Task directions: Could you please count how many lines in the data below hold the string "value"? Reply with only the number.

[Interface dataset entries]
┄┄┄┄┄┄┄┄┄┄

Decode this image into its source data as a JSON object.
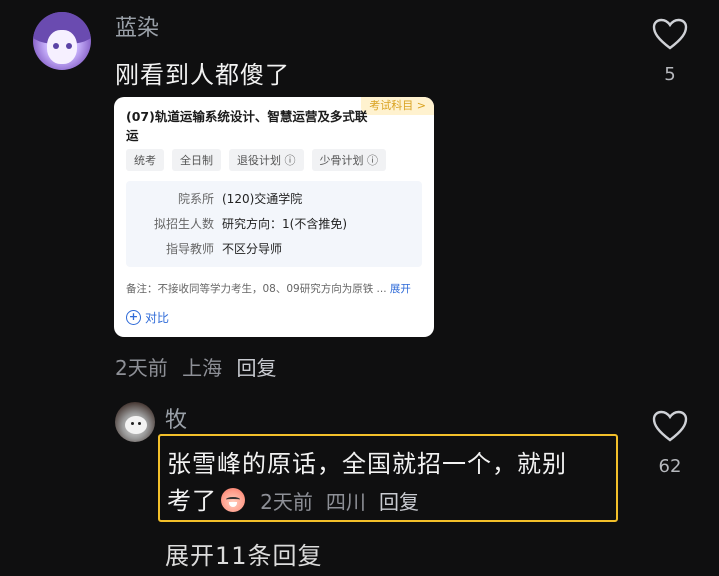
{
  "comment1": {
    "username": "蓝染",
    "text": "刚看到人都傻了",
    "meta": {
      "time": "2天前",
      "location": "上海",
      "reply": "回复"
    },
    "likes": "5"
  },
  "card": {
    "badge": "考试科目 >",
    "title": "(07)轨道运输系统设计、智慧运营及多式联运",
    "tags": [
      "统考",
      "全日制",
      "退役计划 ⓘ",
      "少骨计划 ⓘ"
    ],
    "rows": [
      {
        "key": "院系所",
        "value": "(120)交通学院"
      },
      {
        "key": "拟招生人数",
        "value": "研究方向：1(不含推免)"
      },
      {
        "key": "指导教师",
        "value": "不区分导师"
      }
    ],
    "note": "备注：不接收同等学力考生，08、09研究方向为原铁 ...",
    "note_more": "展开",
    "compare": "对比"
  },
  "comment2": {
    "username": "牧",
    "text_line1": "张雪峰的原话，全国就招一个，就别",
    "text_line2": "考了",
    "meta": {
      "time": "2天前",
      "location": "四川",
      "reply": "回复"
    },
    "likes": "62"
  },
  "expand_replies": "展开11条回复",
  "colors": {
    "highlight": "#f2bf2a",
    "link": "#2f6bd8",
    "background": "#0f0f10"
  }
}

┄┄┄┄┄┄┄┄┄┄

Answer box: 3